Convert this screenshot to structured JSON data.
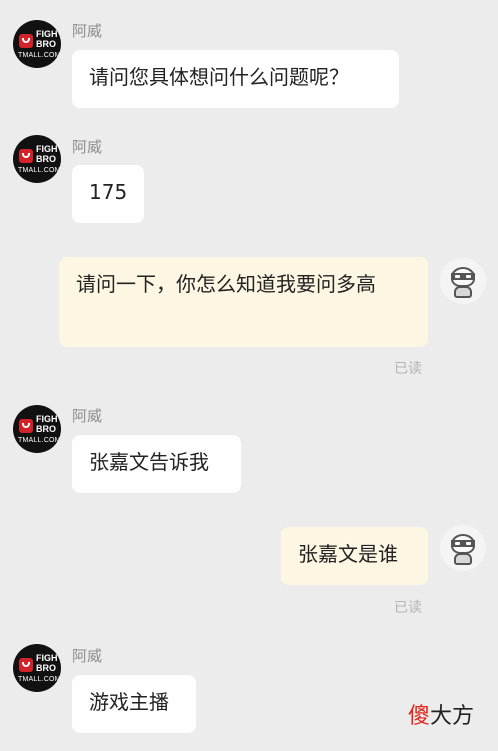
{
  "shop": {
    "sender_name": "阿威",
    "avatar_logo_line1": "FIGH",
    "avatar_logo_line2": "BRO",
    "avatar_logo_bottom": "TMALL.COM"
  },
  "messages": [
    {
      "direction": "in",
      "text": "请问您具体想问什么问题呢？"
    },
    {
      "direction": "in",
      "text": "175"
    },
    {
      "direction": "out",
      "text": "请问一下，你怎么知道我要问多高",
      "status": "已读"
    },
    {
      "direction": "in",
      "text": "张嘉文告诉我"
    },
    {
      "direction": "out",
      "text": "张嘉文是谁",
      "status": "已读"
    },
    {
      "direction": "in",
      "text": "游戏主播"
    }
  ],
  "watermark": {
    "char1": "傻",
    "rest": "大方"
  },
  "colors": {
    "background": "#ececec",
    "incoming_bubble": "#ffffff",
    "outgoing_bubble": "#fdf6e3",
    "brand_red": "#d2232a"
  }
}
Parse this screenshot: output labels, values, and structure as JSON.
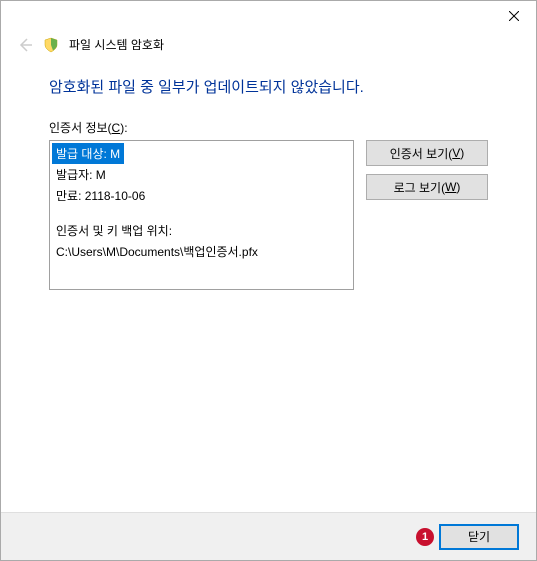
{
  "window": {
    "title": "파일 시스템 암호화"
  },
  "heading": "암호화된 파일 중 일부가 업데이트되지 않았습니다.",
  "cert": {
    "label_prefix": "인증서 정보(",
    "label_key": "C",
    "label_suffix": "):",
    "issued_to": "발급 대상: M",
    "issued_by": "발급자: M",
    "expiry": "만료: 2118-10-06",
    "backup_label": "인증서 및 키 백업 위치:",
    "backup_path": "C:\\Users\\M\\Documents\\백업인증서.pfx"
  },
  "buttons": {
    "view_cert_prefix": "인증서 보기(",
    "view_cert_key": "V",
    "view_cert_suffix": ")",
    "view_log_prefix": "로그 보기(",
    "view_log_key": "W",
    "view_log_suffix": ")",
    "close": "닫기"
  },
  "marker": "1"
}
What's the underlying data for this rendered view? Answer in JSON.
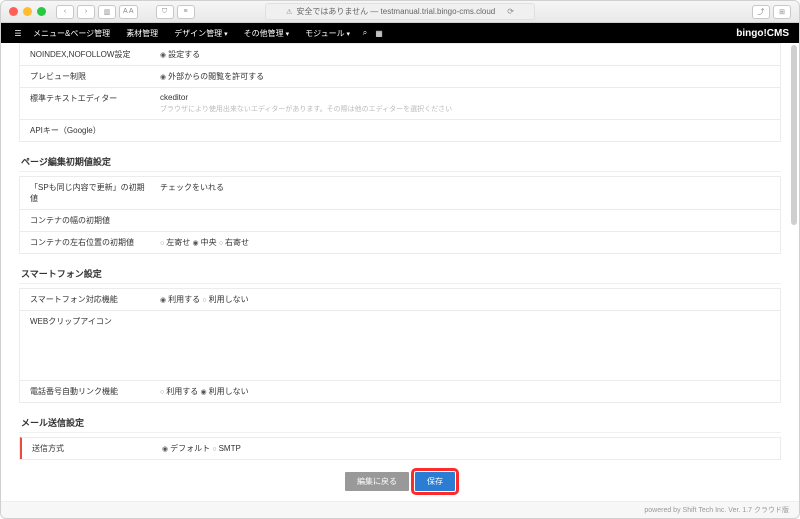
{
  "browser": {
    "address": "安全ではありません — testmanual.trial.bingo-cms.cloud"
  },
  "appbar": {
    "menu1": "メニュー&ページ管理",
    "menu2": "素材管理",
    "menu3": "デザイン管理",
    "menu4": "その他管理",
    "menu5": "モジュール",
    "logo": "bingo!CMS"
  },
  "rows": {
    "noindex": {
      "label": "NOINDEX,NOFOLLOW設定",
      "opt1": "設定する"
    },
    "preview": {
      "label": "プレビュー制限",
      "opt1": "外部からの閲覧を許可する"
    },
    "editor": {
      "label": "標準テキストエディター",
      "val": "ckeditor",
      "sub": "ブラウザにより使用出来ないエディターがあります。その際は他のエディターを選択ください"
    },
    "apikey": {
      "label": "APIキー（Google）"
    }
  },
  "sec2": {
    "title": "ページ編集初期値設定",
    "r1": {
      "label": "「SPも同じ内容で更新」の初期値",
      "val": "チェックをいれる"
    },
    "r2": {
      "label": "コンテナの幅の初期値"
    },
    "r3": {
      "label": "コンテナの左右位置の初期値",
      "o1": "左寄せ",
      "o2": "中央",
      "o3": "右寄せ"
    }
  },
  "sec3": {
    "title": "スマートフォン設定",
    "r1": {
      "label": "スマートフォン対応機能",
      "o1": "利用する",
      "o2": "利用しない"
    },
    "r2": {
      "label": "WEBクリップアイコン"
    },
    "r3": {
      "label": "電話番号自動リンク機能",
      "o1": "利用する",
      "o2": "利用しない"
    }
  },
  "sec4": {
    "title": "メール送信設定",
    "r1": {
      "label": "送信方式",
      "o1": "デフォルト",
      "o2": "SMTP"
    }
  },
  "buttons": {
    "back": "編集に戻る",
    "save": "保存"
  },
  "footer": "powered by Shift Tech Inc. Ver. 1.7 クラウド版"
}
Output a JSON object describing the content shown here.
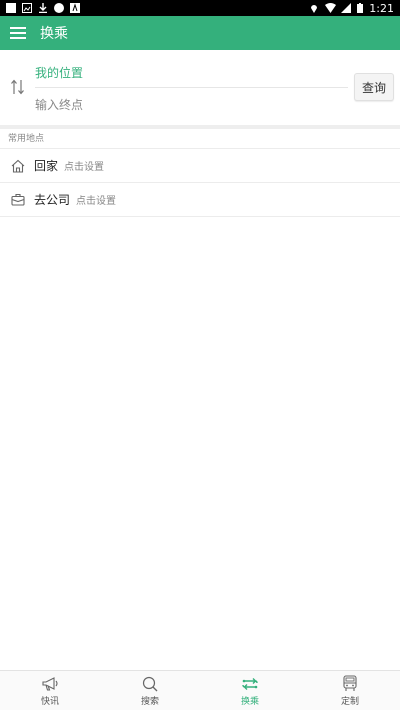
{
  "status_bar": {
    "time": "1:21"
  },
  "app_bar": {
    "title": "换乘"
  },
  "route": {
    "from_label": "我的位置",
    "to_placeholder": "输入终点",
    "query_label": "查询"
  },
  "favorites": {
    "header": "常用地点",
    "items": [
      {
        "name": "回家",
        "hint": "点击设置",
        "icon": "home-icon"
      },
      {
        "name": "去公司",
        "hint": "点击设置",
        "icon": "briefcase-icon"
      }
    ]
  },
  "bottom_nav": {
    "active_index": 2,
    "accent": "#34b07c",
    "items": [
      {
        "label": "快讯",
        "icon": "megaphone-icon"
      },
      {
        "label": "搜索",
        "icon": "search-icon"
      },
      {
        "label": "换乘",
        "icon": "transfer-icon"
      },
      {
        "label": "定制",
        "icon": "bus-icon"
      }
    ]
  }
}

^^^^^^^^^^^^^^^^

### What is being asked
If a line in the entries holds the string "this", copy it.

### Problem solution
Convert this screenshot to structured JSON data.
Parse this screenshot: output labels, values, and structure as JSON.
What's the underlying data for this rendered view? Answer in JSON.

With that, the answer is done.